Target puts a bull's-eye on Don Quijote locale


POSTED: Saturday, October 17, 2009

Target Stores of Minneapolis has set its sights on the seven-acre site now leased to Don Quijote in Kailua.

While talks have been preliminary, the Minneapolis-based retailer is in discussions with the Japan retailer about the site.

“;Target is interested in bringing a third Target to Oahu, specifically to the Don Quijote site in Kailua,”; said Target spokeswoman Anna Anderson in an e-mail to the Star-Bulletin. “;However, before committing to any location, we work with a variety of partners to ensure we can secure the appropriate approvals to the area. At this time, it would be premature to confirm any store or timing specifics.”;

Mitch D'Olier, president of Kaneohe Ranch Co., which manages the land, said Don Quijote's master ground lease is good until 2022.

“;Don Quijote has been a good tenant and a good partner, and I have no ability to terminate their lease,”; D'Olier said.

However, D'Olier said Target approached Kaneohe Ranch a few weeks ago to discuss the possibility of taking over Don Quijote's lease.

The deal would first have to be worked out between Don Quijote and Target, he said, and then approved by Kaneohe Ranch.

“;We know we have a stewardship responsibility for what's right in downtown Kailua for Kailua residents, and we take that seriously,”; D'Olier said. “;We think Target understands that.”;

Target in March opened its first two stores on Oahu—in Salt Lake and Kapolei—after years of planning and anticipation. Target's Kona store opened in July.

; Don Quijote's advertising department did not return phone calls from the Star-Bulletin.

Tokyo-based Don Quijote Co. Ltd. bought Hawaii's four Daiei stores and reopened the stores under its name in 2006.

Don Quijote, nicknamed Donki in Japan, has three other stores on Oahu, in Honolulu, Pearl City and Waipahu.

Recently, the retailer hired CB Richard Ellis to scope out additional store sites—from Mililani to Hawaii Kai and Kaneohe.

Windward residents polled in Kailua town yesterday were hesitant about whether Target fitted in the small community of mostly boutiques and independently owned shops.

Steve Ristow and Bobbie Conlan, both of Lanikai, said they didn't want Kailua to lose its character and local flavor.

“;It's just one more step in making Kailua more like California,”; Conlan said.

They miss Daiei, but would surely miss Don Quijote if it were to close down.

“;Where else can you find a whole aisle of rice cookers?”; said Ristow, who also said he would welcome Liberty House back.

AnnMarie Fisher of Kaneohe was not sure if Target would fit in Kailua town.

Target would be a better choice than Wal-Mart or Kmart, she said, with a better reputation as a corporate neighbor, but is still a national chain.
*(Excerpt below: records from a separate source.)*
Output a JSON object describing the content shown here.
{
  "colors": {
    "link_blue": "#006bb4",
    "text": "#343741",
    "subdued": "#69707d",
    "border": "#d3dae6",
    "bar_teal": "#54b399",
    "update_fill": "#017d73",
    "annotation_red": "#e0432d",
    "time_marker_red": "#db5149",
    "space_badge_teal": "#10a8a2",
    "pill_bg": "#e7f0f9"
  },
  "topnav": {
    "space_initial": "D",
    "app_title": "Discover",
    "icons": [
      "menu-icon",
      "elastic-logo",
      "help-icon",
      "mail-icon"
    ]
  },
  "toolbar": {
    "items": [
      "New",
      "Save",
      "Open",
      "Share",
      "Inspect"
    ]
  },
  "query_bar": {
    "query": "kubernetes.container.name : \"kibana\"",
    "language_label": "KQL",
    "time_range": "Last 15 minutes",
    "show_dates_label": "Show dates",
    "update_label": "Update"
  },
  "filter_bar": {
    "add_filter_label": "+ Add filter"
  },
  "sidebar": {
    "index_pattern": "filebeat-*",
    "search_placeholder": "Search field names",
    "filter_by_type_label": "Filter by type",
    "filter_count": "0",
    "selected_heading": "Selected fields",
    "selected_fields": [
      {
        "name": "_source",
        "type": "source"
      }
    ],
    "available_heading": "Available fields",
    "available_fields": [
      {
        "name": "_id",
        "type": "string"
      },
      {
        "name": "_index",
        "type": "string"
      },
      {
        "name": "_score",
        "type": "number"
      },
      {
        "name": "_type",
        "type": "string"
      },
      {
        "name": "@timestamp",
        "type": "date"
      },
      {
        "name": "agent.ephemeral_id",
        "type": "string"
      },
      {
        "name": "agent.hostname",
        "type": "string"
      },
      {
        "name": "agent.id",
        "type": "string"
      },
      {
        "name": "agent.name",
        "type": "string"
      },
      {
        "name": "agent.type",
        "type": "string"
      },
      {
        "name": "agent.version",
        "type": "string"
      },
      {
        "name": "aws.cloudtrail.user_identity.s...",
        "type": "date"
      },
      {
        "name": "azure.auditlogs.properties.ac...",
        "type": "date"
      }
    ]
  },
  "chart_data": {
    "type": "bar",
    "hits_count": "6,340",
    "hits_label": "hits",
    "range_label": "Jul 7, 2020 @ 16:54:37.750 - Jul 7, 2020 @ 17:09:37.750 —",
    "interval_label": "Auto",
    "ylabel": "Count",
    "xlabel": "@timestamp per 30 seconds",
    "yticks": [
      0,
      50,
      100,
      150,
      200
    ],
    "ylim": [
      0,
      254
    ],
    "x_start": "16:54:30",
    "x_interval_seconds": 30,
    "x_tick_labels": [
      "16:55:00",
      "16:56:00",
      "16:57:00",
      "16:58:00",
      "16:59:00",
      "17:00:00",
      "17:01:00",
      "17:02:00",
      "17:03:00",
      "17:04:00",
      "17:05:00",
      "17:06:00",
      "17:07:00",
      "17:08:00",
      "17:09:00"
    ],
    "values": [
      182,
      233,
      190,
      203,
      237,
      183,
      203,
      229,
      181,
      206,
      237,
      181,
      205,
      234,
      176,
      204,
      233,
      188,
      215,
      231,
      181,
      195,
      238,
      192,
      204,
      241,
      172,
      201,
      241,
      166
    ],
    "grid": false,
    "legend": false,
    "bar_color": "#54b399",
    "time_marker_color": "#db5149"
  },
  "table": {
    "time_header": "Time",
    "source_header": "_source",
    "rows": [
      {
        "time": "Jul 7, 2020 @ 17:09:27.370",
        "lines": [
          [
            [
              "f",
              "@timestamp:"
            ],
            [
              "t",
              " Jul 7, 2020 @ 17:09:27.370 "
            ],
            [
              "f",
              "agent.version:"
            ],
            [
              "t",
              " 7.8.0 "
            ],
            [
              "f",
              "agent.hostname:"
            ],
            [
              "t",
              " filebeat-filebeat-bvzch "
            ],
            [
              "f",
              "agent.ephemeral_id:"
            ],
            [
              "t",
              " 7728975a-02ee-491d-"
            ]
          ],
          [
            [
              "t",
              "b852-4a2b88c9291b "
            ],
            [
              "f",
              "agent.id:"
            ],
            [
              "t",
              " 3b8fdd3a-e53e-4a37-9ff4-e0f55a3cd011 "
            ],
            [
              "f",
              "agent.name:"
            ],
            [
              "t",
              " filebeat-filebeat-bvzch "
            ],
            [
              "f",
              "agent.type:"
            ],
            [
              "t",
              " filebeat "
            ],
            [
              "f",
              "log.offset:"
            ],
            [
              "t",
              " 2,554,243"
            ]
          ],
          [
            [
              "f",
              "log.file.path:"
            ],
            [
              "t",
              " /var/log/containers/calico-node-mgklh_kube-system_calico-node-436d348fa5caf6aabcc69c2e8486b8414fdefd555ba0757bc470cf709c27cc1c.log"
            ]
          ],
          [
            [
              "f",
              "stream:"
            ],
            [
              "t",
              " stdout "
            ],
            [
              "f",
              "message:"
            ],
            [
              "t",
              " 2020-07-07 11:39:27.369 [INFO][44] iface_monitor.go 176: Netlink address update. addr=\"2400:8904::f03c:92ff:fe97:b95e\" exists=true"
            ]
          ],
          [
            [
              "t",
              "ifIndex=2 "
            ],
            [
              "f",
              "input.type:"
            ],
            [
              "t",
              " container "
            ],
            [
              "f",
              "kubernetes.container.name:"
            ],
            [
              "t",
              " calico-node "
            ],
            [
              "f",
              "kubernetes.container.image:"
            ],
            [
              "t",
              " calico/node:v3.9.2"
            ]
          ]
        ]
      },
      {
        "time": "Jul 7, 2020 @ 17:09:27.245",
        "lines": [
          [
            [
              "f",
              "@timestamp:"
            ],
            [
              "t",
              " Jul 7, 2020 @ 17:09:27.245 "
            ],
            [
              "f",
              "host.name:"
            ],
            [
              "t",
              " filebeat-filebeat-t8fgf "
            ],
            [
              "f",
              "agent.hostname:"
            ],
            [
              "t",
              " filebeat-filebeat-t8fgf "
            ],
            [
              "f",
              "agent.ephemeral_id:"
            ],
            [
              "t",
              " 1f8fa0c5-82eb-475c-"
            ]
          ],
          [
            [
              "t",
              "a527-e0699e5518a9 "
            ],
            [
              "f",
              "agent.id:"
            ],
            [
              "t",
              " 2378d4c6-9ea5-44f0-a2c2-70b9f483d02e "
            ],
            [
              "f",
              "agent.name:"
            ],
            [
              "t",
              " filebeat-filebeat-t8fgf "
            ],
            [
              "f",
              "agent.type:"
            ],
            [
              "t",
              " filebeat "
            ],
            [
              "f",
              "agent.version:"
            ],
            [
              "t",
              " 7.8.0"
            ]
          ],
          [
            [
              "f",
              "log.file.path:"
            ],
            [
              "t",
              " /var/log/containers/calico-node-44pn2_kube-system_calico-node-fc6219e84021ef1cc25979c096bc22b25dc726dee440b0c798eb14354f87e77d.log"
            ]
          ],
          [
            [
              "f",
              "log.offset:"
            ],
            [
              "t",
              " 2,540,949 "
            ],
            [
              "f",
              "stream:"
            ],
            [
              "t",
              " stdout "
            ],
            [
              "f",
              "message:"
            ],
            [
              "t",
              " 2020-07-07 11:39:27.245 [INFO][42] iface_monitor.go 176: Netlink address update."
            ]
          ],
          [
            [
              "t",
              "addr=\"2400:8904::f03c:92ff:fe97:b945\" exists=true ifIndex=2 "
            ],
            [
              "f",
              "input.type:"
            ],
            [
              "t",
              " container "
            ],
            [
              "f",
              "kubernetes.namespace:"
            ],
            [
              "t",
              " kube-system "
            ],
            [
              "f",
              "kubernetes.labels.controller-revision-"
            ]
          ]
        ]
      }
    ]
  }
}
“;It's a big-box store,”; she said. “;In that sense, it really changes the character of Kailua, which has always been local with a strong dedication to keeping it local.”;

She also wondered whether local merchants would be impacted by competition from Target.

“;I would miss Don Quijote,”; she said. “;It's one of those places you can go and everything's there, including local goods. It's unique to Hawaii.”;

Don Quijote carries local produce, including papayas and avocados that are often out front, along with seafood, groceries (including Asian groceries), souvenirs, some apparel, beauty goods, fishing gear, electronics, cookware and Japanese merchandise.

The Don Quijote master lease includes a small strip of shops including Ba Le Sandwich Shop, Yum Yum Express and Twogood Kayaks.

Kailua is already home to Safeway, Foodland, Times and Down to Earth, as well as Don Quijote, all within a short walk from one another, while Whole Foods Market is expected to open in fall 2011.